Published October 7, 2010, Mr. Hamilton’s column “Smart Meters Are Here. Get Over It” lauded the government’s smart metering program, promoted IBM, and argued that consumers should embrace higher power rates. The Star’s editors presented the article not as an Op/Ed but published it as “Business/Tech News”. In it, Mr. Hamilton lamented that in Ontario “There’s no sense of pride for taking the lead and having vision.” Mr. Hamilton’s editors failed to questioned whether this article was “news”. Had they cautioned him that his work had become so cozy with corporate and Ontario government’s interests that he should avoid even the appearance of conflicts, harm to the Star’s reputation might have been avoided. Instead, the timing suggests that this article was effectively an audition for offers of government Smart Grid work.

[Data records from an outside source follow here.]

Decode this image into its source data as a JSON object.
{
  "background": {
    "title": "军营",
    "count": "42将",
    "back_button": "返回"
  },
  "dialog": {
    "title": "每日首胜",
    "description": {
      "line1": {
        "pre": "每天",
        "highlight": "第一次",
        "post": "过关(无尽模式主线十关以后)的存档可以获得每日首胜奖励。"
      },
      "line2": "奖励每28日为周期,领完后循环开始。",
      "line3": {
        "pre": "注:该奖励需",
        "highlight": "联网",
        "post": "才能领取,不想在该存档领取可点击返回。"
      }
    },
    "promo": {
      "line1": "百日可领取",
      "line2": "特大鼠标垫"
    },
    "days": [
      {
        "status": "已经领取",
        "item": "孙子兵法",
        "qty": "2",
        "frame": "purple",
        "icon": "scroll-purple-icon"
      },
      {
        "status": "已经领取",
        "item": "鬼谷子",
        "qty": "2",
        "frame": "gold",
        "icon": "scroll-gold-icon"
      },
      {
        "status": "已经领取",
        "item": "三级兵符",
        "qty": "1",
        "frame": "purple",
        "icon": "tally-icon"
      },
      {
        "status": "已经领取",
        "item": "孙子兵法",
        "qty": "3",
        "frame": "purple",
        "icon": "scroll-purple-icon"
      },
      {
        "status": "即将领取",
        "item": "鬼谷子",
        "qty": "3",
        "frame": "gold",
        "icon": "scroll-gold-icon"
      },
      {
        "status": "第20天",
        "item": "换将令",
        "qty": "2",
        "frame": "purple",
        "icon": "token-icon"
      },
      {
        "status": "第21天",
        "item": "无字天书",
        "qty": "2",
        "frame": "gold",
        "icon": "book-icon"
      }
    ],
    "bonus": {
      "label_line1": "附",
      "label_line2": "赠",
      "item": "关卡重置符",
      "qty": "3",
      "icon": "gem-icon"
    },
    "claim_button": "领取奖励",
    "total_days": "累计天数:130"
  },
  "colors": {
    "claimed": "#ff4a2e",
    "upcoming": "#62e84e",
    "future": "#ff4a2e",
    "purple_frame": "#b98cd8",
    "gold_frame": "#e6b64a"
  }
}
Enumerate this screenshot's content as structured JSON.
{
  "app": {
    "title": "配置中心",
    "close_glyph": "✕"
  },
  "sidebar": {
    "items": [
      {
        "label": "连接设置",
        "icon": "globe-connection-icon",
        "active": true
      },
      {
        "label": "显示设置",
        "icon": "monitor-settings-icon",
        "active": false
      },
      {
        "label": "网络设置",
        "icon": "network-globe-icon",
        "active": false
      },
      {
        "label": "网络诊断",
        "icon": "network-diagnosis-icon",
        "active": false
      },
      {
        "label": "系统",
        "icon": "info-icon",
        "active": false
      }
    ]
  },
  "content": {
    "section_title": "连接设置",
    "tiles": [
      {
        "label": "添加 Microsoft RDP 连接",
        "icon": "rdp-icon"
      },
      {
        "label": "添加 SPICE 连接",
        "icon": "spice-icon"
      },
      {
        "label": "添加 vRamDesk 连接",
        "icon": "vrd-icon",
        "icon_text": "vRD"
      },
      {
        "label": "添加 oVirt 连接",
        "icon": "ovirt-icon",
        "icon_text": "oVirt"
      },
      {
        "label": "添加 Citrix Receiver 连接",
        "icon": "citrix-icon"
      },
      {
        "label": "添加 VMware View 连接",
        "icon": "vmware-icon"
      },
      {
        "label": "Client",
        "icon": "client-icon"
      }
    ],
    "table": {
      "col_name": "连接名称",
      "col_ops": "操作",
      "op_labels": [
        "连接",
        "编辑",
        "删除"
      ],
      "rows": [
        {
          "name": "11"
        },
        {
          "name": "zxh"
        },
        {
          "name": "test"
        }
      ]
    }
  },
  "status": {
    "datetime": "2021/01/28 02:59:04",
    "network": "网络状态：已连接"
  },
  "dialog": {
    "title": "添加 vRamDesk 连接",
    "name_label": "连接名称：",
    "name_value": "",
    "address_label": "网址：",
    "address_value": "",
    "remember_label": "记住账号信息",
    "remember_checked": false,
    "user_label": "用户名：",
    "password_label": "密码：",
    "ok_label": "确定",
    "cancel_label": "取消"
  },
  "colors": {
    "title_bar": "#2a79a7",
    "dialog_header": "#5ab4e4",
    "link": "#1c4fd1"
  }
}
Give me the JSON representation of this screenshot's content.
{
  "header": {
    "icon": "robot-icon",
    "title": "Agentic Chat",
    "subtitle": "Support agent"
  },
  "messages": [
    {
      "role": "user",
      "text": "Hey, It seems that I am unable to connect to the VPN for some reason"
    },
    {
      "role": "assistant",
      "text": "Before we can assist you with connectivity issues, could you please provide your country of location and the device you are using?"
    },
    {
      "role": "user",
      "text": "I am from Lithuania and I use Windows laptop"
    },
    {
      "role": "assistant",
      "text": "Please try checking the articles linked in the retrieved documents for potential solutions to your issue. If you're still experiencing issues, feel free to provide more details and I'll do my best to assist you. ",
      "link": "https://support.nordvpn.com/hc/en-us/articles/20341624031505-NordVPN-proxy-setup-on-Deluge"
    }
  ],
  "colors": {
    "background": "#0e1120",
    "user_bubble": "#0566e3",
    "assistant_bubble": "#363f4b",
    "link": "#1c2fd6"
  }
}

Had the Star’s editors reviewed his blog any time after May 3, 2011, they would have known that Mr. Hamilton’s had a commercial relationship with government and corporate Smart Grid interests.
How is it that nobody at the Star noticed that Mr. Hamilton’s September 2011 book launch was sponsored by Air Miles, a company he had promotionally profiled in a Star article two months earlier?
Journalistic Standards in Context
Ms. English, a year ago you commented extensively on a plagiarism issue in your column “Margaret Wente Plagiarism Scandal a Test of Accountability” where you described the issue as the “Globe’s credibility crisis” advising:
“I am fairly certain that the Star’s strong culture of accountability, from the highest office of chairman of the board John Honderich, down through my boss, publisher John Cruickshank, would not have allowed me to downplay such serious allegations about any of the Star’s journalists.”
If the facts of the Wente case justify calling it the “Globe’s credibility crisis”, what would be the best way to summarize the Star’s editorial dilemma involving Mr. Hamilton’s conflicted news reports?
What is the value of a newspaper?
Toronto Star customers are vesting their trust and paying for the judgement and professionalism of its editors to supervise and publish balanced, informative, and ethical journalism. The lines between marketing vs. journalism vs. government are blurred. The Star must take action in response to this evidence showing that Mr. Hamilton’s editors turned a blind eye while he repeatedly crossed the line.